While most comments will be posted if they are on-topic and not abusive, moderating decisions are subjective. We will make them as carefully and consistently as we can. Because of the volume of reader comments, we cannot review individual moderation decisions with readers.
We value thoughtful comments representing a range of views that make their point quickly and politely. We make an effort to protect discussions from repeated comments either by the same reader or different readers.
We follow the same standards for taste as the daily newspaper. A few things we won't tolerate: personal attacks, obscenity, vulgarity, profanity (including expletives and letters followed by dashes), commercial promotion, impersonations, incoherence, proselytizing and SHOUTING. Don't include URLs to Web sites.
We do not edit comments. They are either approved or deleted. We reserve the right to edit a comment that is quoted or excerpted in an article. In this case, we may fix spelling and punctuation.
We welcome strong opinions and criticism of our work, but we don't want comments to become bogged down with discussions of our policies and we will moderate accordingly.
We appreciate it when readers and people quoted in articles or blog posts point out errors of fact or emphasis and will investigate all assertions. But these suggestions should be sent via e-mail. To avoid distracting other readers, we won't publish comments that suggest a correction.
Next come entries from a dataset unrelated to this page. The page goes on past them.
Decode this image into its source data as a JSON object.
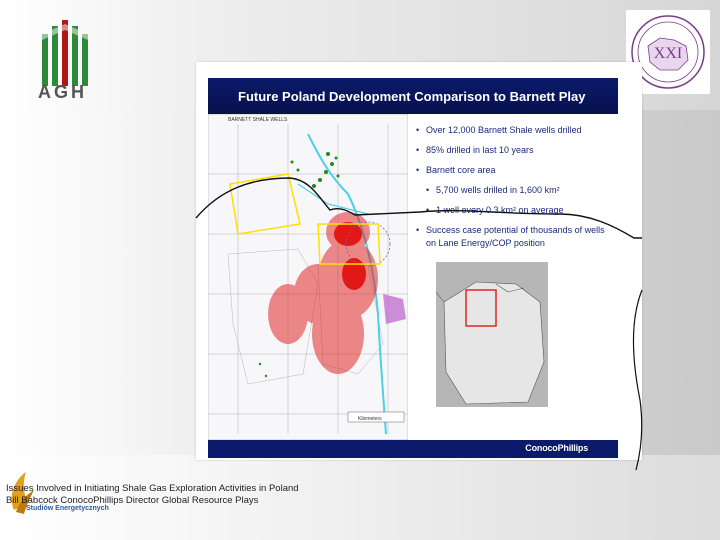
{
  "header": {
    "agh_logo_text": "AGH"
  },
  "seal": {
    "label": "XXI"
  },
  "slide": {
    "title": "Future Poland Development Comparison to Barnett Play",
    "map_header": "BARNETT SHALE WELLS",
    "map_scale_label": "Kilometers",
    "bullets": [
      "Over 12,000 Barnett Shale wells drilled",
      "85% drilled in last 10 years",
      "Barnett core area"
    ],
    "sub_bullets": [
      "5,700 wells drilled in 1,600 km²",
      "1 well every 0.3 km² on average"
    ],
    "bullet_success": "Success case potential of thousands of wells on Lane Energy/COP position",
    "brand": "ConocoPhillips"
  },
  "footer": {
    "line1": "Issues Involved in Initiating Shale Gas Exploration Activities in Poland",
    "line2": "Bill Babcock ConocoPhillips Director Global Resource Plays",
    "institute_name": "Studiów Energetycznych"
  },
  "colors": {
    "agh_green": "#2c8a3a",
    "agh_red": "#b01818",
    "navy": "#0c1a6b",
    "seal_purple": "#7a3c8a",
    "well_red": "#e01818",
    "well_green": "#1f8a1f",
    "outline_yellow": "#ffe000",
    "cyan_river": "#4ccfe8"
  }
}
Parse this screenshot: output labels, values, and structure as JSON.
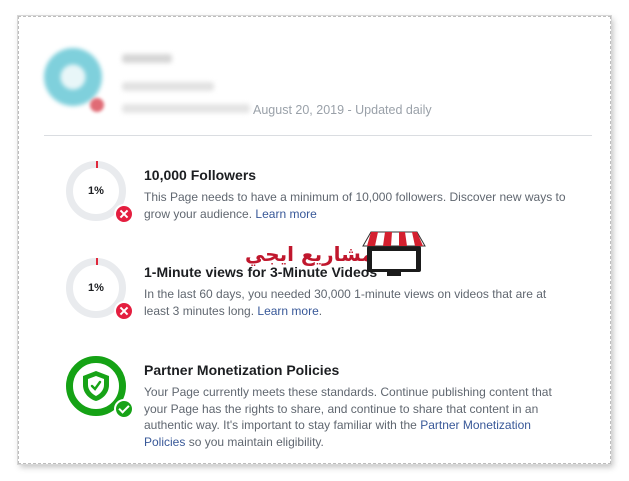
{
  "header": {
    "updated_text": "August 20, 2019 - Updated daily"
  },
  "requirements": [
    {
      "percent": "1%",
      "title": "10,000 Followers",
      "description": "This Page needs to have a minimum of 10,000 followers. Discover new ways to grow your audience.",
      "link_text": "Learn more",
      "status": "not-met"
    },
    {
      "percent": "1%",
      "title": "1-Minute views for 3-Minute Videos",
      "description": "In the last 60 days, you needed 30,000 1-minute views on videos that are at least 3 minutes long.",
      "link_text": "Learn more",
      "suffix": ".",
      "status": "not-met"
    },
    {
      "title": "Partner Monetization Policies",
      "description": "Your Page currently meets these standards. Continue publishing content that your Page has the rights to share, and continue to share that content in an authentic way. It's important to stay familiar with the",
      "link_text": "Partner Monetization Policies",
      "suffix": "so you maintain eligibility.",
      "status": "met"
    }
  ],
  "watermark": {
    "text": "مشاريع ايجي"
  },
  "colors": {
    "link": "#385898",
    "fail": "#e41e3f",
    "pass": "#17a317",
    "ring_track": "#e9ebee"
  }
}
Instead, corrections will be made in a blog post or in an article.
- First Federal, Community Bank join
- Charleroi Regional makes 3 drug arrests
- Ozarks tournament filled with pageantry, top players in 1961
- Fire rips through Rostraver house
- Charleroi Regional Police Board nixes council request
- Stockdale firefighter finalist for National Firemark Award
- Monongahela drug bust nabs 5
- East Vandergrift man arrested in Charleroi after allegedly arranging to meet girl, 15, for sex
- Another Donora bank building getting new tenant
- Smithton native charged in Ohio with faking illness to raise money
- Mon Valley Hospital’s Ramusivich finalist for ATHENA award